**How to complete this task**
From the first line to the last, reproduce the records exactly.
[Material to process — start]
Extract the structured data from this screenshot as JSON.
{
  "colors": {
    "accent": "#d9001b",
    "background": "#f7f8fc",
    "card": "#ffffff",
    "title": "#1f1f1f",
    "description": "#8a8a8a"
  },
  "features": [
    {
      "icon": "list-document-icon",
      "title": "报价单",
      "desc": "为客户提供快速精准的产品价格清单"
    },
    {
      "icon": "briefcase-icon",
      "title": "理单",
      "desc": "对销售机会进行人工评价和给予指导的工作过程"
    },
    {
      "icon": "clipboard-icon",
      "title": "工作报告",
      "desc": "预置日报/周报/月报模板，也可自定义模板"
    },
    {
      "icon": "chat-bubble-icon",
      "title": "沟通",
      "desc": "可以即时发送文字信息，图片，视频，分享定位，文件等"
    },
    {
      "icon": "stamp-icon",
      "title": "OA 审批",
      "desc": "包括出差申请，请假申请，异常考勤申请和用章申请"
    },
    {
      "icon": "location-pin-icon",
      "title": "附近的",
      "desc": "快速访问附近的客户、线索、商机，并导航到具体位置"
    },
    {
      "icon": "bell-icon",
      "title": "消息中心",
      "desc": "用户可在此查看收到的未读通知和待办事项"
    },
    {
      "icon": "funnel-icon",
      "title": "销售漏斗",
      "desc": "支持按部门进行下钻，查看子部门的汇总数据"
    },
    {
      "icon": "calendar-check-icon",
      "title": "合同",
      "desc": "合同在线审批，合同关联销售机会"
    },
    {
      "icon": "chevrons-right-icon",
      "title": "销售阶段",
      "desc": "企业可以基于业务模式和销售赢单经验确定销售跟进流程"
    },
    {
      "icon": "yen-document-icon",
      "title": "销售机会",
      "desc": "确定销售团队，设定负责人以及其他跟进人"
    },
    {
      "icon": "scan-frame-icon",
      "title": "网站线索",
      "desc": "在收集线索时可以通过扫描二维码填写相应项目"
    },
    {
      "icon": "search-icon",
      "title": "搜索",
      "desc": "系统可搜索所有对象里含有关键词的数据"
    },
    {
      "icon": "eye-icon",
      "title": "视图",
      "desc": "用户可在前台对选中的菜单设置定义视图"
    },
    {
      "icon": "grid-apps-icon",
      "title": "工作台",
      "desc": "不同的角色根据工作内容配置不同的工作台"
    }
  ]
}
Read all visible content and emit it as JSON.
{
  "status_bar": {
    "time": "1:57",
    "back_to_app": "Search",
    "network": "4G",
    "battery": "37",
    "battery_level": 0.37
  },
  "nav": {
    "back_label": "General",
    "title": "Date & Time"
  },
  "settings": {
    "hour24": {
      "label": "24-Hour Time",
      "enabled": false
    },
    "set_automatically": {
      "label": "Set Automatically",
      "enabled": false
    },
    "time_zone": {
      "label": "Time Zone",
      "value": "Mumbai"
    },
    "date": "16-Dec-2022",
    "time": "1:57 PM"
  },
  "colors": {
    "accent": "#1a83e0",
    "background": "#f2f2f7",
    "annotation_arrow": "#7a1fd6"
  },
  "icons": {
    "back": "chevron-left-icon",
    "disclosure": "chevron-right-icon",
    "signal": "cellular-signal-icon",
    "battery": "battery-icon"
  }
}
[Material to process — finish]
**Your response**
Extract the structured data from this screenshot as JSON.
{
  "colors": {
    "accent": "#d9001b",
    "background": "#f7f8fc",
    "card": "#ffffff",
    "title": "#1f1f1f",
    "description": "#8a8a8a"
  },
  "features": [
    {
      "icon": "list-document-icon",
      "title": "报价单",
      "desc": "为客户提供快速精准的产品价格清单"
    },
    {
      "icon": "briefcase-icon",
      "title": "理单",
      "desc": "对销售机会进行人工评价和给予指导的工作过程"
    },
    {
      "icon": "clipboard-icon",
      "title": "工作报告",
      "desc": "预置日报/周报/月报模板，也可自定义模板"
    },
    {
      "icon": "chat-bubble-icon",
      "title": "沟通",
      "desc": "可以即时发送文字信息，图片，视频，分享定位，文件等"
    },
    {
      "icon": "stamp-icon",
      "title": "OA 审批",
      "desc": "包括出差申请，请假申请，异常考勤申请和用章申请"
    },
    {
      "icon": "location-pin-icon",
      "title": "附近的",
      "desc": "快速访问附近的客户、线索、商机，并导航到具体位置"
    },
    {
      "icon": "bell-icon",
      "title": "消息中心",
      "desc": "用户可在此查看收到的未读通知和待办事项"
    },
    {
      "icon": "funnel-icon",
      "title": "销售漏斗",
      "desc": "支持按部门进行下钻，查看子部门的汇总数据"
    },
    {
      "icon": "calendar-check-icon",
      "title": "合同",
      "desc": "合同在线审批，合同关联销售机会"
    },
    {
      "icon": "chevrons-right-icon",
      "title": "销售阶段",
      "desc": "企业可以基于业务模式和销售赢单经验确定销售跟进流程"
    },
    {
      "icon": "yen-document-icon",
      "title": "销售机会",
      "desc": "确定销售团队，设定负责人以及其他跟进人"
    },
    {
      "icon": "scan-frame-icon",
      "title": "网站线索",
      "desc": "在收集线索时可以通过扫描二维码填写相应项目"
    },
    {
      "icon": "search-icon",
      "title": "搜索",
      "desc": "系统可搜索所有对象里含有关键词的数据"
    },
    {
      "icon": "eye-icon",
      "title": "视图",
      "desc": "用户可在前台对选中的菜单设置定义视图"
    },
    {
      "icon": "grid-apps-icon",
      "title": "工作台",
      "desc": "不同的角色根据工作内容配置不同的工作台"
    }
  ]
}
Read all visible content and emit it as JSON.
{
  "status_bar": {
    "time": "1:57",
    "back_to_app": "Search",
    "network": "4G",
    "battery": "37",
    "battery_level": 0.37
  },
  "nav": {
    "back_label": "General",
    "title": "Date & Time"
  },
  "settings": {
    "hour24": {
      "label": "24-Hour Time",
      "enabled": false
    },
    "set_automatically": {
      "label": "Set Automatically",
      "enabled": false
    },
    "time_zone": {
      "label": "Time Zone",
      "value": "Mumbai"
    },
    "date": "16-Dec-2022",
    "time": "1:57 PM"
  },
  "colors": {
    "accent": "#1a83e0",
    "background": "#f2f2f7",
    "annotation_arrow": "#7a1fd6"
  },
  "icons": {
    "back": "chevron-left-icon",
    "disclosure": "chevron-right-icon",
    "signal": "cellular-signal-icon",
    "battery": "battery-icon"
  }
}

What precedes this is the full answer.